But then why was he so drawn to her?
“So...” Singe picked at his fingers.
“You want to ask a question?” She reached over and touched his shoulder lightly, and Singe had stop himself before he took hold of her hand.
“Yes, I do,” he admitted. There was a silence as he tried to figure out how to phrase his words.
“Why... why do you...”
“Why do I work with the men?” Singe nodded, and she shrugged. “Because it is what I like to do. I always have liked machines. My father paid the commander to take me up and work. The men I work with... they call me Ronnie so they forget I am a girl.  It is not customary for a girl to work like I do.”
“I understand. I know someone who’s a lot like you.”
“Uh--well, that’s hard to explain. Look, I won’t be back until tomorrow, with breakfast. They may come and question you, to get information on what you were doing in the mountains.” Because she’s a Clanker, he didn’t say, but made sure he reinforced the fact to himself. “Please, tell them what they want to know.”
Rachel pressed her lips together, shaking her head. “You should go. Thaddeus still needs his food, yes?”
He stood stiffly and walked to the door, not looking back even though he could feel Rachel’s eyes on him. She’s a Clanker. He couldn’t like her.
But that hadn’t stopped Deryn, had it?
Setting his jaw, he pushed the door open and slipped into Tad’s cell, lit only by a small worm lamp. The only furnishing was a fabricated wood cot covered with a few blankets and a hard pillow, just like Rachel’s--no, it would be better to think of her as Ronnie--cell. The boy was laying on top of it all.
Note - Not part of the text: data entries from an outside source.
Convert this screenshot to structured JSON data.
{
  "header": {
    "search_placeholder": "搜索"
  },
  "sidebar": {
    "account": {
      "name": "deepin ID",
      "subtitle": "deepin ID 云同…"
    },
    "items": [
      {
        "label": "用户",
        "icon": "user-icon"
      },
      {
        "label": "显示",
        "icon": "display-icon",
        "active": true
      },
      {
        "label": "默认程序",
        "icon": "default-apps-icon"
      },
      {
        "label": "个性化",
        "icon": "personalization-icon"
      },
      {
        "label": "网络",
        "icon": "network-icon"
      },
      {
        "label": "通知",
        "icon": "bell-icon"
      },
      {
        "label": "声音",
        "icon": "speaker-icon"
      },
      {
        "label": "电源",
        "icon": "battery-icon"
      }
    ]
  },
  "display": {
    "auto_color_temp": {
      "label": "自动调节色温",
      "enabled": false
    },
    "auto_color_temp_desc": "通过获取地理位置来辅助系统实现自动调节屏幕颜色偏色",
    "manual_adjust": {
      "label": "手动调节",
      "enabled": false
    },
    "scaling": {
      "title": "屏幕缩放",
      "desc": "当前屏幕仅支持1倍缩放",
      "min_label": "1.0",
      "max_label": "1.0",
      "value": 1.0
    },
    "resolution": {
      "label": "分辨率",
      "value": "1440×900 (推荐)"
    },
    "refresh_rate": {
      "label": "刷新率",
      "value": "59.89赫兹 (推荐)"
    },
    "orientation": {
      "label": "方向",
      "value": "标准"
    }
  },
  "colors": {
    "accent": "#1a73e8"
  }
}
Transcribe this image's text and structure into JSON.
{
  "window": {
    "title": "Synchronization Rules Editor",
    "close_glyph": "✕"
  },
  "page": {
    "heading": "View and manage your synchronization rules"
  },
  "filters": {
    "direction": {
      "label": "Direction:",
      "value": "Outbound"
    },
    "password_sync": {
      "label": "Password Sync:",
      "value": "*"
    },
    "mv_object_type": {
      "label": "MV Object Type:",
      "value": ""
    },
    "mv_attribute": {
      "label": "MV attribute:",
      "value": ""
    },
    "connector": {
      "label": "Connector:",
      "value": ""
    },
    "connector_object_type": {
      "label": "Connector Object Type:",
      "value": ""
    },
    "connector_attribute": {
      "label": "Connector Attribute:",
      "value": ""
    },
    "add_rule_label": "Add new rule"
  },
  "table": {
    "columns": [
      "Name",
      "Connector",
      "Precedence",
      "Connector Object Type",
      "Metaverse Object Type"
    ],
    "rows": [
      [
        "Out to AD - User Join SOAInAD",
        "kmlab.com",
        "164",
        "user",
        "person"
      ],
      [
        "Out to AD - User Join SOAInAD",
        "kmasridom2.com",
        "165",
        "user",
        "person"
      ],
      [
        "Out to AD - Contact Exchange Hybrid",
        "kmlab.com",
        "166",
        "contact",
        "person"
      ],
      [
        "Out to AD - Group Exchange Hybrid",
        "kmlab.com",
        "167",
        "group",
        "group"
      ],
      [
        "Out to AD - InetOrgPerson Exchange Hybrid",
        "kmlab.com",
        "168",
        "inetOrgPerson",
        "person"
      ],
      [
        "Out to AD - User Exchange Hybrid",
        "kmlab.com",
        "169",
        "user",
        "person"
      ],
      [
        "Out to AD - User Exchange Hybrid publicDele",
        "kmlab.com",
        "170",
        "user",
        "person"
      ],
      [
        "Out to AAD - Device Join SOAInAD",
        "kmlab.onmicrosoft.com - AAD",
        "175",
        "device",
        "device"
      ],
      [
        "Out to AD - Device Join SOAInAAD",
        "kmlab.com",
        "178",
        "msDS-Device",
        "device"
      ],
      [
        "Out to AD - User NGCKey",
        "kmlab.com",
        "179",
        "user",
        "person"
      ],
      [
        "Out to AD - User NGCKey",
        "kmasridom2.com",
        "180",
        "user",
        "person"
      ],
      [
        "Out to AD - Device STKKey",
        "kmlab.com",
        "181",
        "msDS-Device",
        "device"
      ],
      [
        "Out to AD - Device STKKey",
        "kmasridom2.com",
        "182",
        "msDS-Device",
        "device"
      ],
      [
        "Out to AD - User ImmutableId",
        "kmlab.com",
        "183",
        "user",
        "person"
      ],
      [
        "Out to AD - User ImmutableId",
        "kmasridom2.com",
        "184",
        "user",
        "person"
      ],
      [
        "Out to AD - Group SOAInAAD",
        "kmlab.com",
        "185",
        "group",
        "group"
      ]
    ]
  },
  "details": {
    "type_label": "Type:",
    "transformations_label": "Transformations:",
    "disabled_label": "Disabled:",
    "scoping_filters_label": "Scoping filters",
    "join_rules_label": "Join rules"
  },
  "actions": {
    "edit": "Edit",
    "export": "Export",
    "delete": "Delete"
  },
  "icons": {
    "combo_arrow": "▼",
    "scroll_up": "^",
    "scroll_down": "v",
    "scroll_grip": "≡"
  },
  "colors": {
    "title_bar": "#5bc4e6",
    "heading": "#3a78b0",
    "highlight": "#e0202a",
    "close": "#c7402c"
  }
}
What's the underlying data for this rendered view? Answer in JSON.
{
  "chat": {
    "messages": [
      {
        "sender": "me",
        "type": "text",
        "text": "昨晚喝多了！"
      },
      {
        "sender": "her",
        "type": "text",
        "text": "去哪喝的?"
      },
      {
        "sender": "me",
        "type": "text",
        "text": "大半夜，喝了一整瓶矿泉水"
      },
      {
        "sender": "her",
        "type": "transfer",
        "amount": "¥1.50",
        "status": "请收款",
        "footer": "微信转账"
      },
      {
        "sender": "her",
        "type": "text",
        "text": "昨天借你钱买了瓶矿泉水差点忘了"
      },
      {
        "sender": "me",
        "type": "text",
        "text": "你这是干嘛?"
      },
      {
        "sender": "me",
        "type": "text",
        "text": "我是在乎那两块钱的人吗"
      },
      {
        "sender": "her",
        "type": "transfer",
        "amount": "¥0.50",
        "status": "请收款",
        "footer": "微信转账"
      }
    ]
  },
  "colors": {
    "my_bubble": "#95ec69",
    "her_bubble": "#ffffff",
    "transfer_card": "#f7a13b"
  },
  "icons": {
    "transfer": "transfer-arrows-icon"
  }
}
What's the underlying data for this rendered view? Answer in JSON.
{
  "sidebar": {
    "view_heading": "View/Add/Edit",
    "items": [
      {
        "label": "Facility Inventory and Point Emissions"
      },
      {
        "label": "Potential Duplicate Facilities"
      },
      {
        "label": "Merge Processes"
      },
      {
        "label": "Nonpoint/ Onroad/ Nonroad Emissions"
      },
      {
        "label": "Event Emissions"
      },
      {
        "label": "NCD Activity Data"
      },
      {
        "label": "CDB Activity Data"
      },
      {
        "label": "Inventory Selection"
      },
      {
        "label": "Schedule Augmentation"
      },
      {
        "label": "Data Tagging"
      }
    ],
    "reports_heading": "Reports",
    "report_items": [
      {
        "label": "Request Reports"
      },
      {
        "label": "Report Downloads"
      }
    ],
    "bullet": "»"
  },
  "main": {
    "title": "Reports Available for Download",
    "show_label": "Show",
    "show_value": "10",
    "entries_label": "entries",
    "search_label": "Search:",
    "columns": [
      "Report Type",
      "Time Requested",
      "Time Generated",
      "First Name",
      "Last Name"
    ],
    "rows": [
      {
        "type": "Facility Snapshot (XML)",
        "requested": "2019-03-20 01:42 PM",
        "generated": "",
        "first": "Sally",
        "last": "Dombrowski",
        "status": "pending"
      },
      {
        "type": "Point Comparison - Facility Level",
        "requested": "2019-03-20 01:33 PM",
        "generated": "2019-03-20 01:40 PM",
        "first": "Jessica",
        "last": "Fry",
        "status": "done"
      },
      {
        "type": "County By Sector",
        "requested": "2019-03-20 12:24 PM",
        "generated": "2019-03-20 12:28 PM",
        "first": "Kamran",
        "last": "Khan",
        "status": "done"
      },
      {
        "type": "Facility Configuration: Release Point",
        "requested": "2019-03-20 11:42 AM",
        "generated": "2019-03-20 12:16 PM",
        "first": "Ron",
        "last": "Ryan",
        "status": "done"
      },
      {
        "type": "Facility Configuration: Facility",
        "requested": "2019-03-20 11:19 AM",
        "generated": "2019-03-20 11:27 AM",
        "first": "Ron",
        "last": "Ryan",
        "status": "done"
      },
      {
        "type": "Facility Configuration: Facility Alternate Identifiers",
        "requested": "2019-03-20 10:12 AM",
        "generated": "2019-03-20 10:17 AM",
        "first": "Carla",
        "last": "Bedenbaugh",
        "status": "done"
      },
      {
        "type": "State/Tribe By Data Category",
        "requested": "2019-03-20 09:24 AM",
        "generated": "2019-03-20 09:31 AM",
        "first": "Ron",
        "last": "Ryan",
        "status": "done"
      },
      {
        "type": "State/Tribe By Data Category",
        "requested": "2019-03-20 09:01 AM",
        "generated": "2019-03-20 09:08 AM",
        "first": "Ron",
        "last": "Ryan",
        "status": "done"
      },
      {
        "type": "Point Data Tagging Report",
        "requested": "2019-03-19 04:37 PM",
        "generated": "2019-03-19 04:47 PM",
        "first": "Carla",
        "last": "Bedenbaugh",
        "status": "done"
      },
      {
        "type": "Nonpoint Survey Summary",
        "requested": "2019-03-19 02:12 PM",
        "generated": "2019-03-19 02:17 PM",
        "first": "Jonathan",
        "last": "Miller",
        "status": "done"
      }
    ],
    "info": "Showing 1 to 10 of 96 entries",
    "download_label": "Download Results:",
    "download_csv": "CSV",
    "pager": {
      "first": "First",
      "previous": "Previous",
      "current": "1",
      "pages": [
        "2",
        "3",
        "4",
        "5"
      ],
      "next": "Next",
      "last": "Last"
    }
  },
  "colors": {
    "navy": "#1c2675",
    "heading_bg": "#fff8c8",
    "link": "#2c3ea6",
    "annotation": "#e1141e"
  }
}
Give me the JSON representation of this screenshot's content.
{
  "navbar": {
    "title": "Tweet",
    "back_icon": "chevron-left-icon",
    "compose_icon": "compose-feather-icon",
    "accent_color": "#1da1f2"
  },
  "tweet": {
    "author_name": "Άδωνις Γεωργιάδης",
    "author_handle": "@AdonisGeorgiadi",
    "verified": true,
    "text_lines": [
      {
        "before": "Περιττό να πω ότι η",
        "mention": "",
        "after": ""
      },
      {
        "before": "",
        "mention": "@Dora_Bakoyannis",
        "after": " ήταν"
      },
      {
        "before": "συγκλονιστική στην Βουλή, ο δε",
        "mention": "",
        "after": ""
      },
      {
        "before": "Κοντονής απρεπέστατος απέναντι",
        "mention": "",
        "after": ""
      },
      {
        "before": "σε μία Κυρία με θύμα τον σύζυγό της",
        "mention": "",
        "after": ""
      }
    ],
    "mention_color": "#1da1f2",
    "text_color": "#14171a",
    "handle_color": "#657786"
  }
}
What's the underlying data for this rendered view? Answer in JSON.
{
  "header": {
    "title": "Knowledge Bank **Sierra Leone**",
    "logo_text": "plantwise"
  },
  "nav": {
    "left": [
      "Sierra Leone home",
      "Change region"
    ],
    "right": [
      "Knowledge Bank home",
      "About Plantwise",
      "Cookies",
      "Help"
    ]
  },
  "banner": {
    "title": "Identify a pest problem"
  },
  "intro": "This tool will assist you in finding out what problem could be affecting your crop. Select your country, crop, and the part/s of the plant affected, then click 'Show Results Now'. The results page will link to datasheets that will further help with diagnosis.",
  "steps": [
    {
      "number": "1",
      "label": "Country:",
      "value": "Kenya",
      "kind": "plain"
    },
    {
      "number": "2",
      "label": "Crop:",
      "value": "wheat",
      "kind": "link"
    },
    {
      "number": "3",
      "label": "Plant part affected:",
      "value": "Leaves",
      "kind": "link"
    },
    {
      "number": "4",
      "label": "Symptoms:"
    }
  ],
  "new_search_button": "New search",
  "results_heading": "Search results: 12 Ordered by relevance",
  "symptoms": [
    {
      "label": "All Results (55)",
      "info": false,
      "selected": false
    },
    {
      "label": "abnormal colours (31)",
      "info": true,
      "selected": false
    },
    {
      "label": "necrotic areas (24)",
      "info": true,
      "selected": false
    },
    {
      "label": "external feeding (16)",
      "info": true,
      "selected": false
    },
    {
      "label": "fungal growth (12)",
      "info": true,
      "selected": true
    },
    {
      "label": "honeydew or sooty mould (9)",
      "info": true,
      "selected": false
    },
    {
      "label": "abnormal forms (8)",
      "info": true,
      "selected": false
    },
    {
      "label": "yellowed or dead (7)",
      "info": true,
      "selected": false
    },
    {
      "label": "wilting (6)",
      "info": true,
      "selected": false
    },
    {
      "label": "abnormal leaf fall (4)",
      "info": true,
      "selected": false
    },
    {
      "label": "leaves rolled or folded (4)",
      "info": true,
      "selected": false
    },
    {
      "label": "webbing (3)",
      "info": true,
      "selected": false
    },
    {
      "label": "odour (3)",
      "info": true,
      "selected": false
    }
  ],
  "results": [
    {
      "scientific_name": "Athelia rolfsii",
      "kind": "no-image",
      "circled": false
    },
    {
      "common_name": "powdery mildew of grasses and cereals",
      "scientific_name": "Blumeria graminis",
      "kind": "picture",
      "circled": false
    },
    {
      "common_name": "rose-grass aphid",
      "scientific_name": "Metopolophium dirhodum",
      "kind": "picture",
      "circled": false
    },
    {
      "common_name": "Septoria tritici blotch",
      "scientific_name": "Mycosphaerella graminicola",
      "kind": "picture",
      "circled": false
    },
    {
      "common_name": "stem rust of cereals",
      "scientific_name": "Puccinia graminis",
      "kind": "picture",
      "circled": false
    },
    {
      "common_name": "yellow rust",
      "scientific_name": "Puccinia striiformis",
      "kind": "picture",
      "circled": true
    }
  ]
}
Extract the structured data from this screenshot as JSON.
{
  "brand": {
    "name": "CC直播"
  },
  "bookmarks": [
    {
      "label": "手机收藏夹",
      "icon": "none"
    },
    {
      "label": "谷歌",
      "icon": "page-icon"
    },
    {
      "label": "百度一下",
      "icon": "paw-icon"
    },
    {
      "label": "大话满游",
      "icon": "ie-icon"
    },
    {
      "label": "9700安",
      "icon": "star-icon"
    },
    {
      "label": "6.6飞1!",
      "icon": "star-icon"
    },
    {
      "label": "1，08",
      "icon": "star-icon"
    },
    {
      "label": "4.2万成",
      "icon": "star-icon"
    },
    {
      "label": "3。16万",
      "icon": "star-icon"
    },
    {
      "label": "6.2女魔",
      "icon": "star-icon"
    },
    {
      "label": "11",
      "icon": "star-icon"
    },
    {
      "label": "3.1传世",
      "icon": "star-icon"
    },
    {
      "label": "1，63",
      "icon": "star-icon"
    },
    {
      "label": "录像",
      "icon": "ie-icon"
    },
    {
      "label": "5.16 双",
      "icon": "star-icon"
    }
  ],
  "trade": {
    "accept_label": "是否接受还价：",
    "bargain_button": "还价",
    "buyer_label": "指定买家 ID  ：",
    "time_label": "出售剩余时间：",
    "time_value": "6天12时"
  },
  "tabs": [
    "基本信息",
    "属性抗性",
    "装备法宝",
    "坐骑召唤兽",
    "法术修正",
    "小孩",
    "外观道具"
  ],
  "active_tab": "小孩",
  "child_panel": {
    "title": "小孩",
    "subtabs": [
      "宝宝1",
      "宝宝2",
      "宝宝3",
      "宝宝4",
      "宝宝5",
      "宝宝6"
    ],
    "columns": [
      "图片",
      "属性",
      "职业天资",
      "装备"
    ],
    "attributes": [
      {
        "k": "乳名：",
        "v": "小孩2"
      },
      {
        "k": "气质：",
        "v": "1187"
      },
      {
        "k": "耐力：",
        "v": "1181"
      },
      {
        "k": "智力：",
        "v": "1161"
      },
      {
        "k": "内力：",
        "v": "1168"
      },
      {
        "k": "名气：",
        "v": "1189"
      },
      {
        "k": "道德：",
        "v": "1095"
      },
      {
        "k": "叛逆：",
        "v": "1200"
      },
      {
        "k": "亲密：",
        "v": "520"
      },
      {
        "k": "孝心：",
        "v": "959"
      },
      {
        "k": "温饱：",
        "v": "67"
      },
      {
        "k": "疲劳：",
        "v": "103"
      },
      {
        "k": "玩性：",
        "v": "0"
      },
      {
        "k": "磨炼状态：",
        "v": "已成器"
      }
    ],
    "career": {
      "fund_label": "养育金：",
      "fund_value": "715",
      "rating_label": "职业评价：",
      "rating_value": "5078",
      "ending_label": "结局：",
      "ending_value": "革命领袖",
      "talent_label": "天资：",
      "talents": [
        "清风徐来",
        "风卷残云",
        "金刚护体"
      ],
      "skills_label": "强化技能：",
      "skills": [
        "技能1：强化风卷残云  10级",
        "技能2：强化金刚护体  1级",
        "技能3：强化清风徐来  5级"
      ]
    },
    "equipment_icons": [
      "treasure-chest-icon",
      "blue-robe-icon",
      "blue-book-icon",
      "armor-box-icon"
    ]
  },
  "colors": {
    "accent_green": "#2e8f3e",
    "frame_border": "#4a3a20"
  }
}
“I come with breakfast, your countship,” Singe said sarcastically to hide the knot in his chest. Tad sad up upon his arrival.
“Not much of a breakfast,” he replied, wrinkling his nose at the stale biscuit and mug of warm, bitter coffee. “And I’m not a count. Yet. You seem well rested, Mr. Newkirk.”
“As much as I can be. But I can’t stay and chat. Fraternizing with the enemy isn’t part of my duties.”
Tad leaned against the wall, a smug grin stretching across his mouth. “Oh, I think you can stay and chat for as long as I want you to.”
“Excuse me?”
“You see, Mr. Newkirk, I have this all figured out.”
His spine was prickling. “You have what figured out?”
“All of it. You might want to seal that door.” Singe did, but he kept his eyes on the Clanker boy the whole time. He’d already made the mistake of responding to Newkirk when he was supposed to be Dylan, and he wasn’t about to make another.
“It wasn’t hard, really. Once I realized that you weren’t Dylan, the pieces just clicked into place. To think, the British Air Service would be so shamed! A girl...”
Freezing in place, hands clamped tight on his jacket, Singe turned to Tad. “What did you just say?”
“A girl in the British Air Service. They’ll be very discredited when the world finds that out. But I could be persuaded to keep my quiet, at a price.”
“Oh, I’ll persuade you, alright,” he growled, pulling out his rigging knife. “Breathe one word about Deryn and I’ll--”
“Deryn? So that’s her real name?” Tad asked coolly, then muttered to himself: “But which one?”
Singe blinked. Did Tad think that Deryn had more than one real name, or...
“Ah, I’d suppose that’s Dylan’s name, then? You know, it was very clever of--”
“Stop. What do you know? Tell me from the beginning.” Singe took a leveling breath and set his jaw.
“But that would be absolutely no fun. No, I’ll leave you guessing.” He shrugged, turning to his breakfast. “You can go now.”


  1. I love that line, "But that hadn't stopped Deryn, had it?" Now I need to finish reading it.

  2. Oh that scalywag, Tad. Tut, tut, tut. He knows more that he ought to.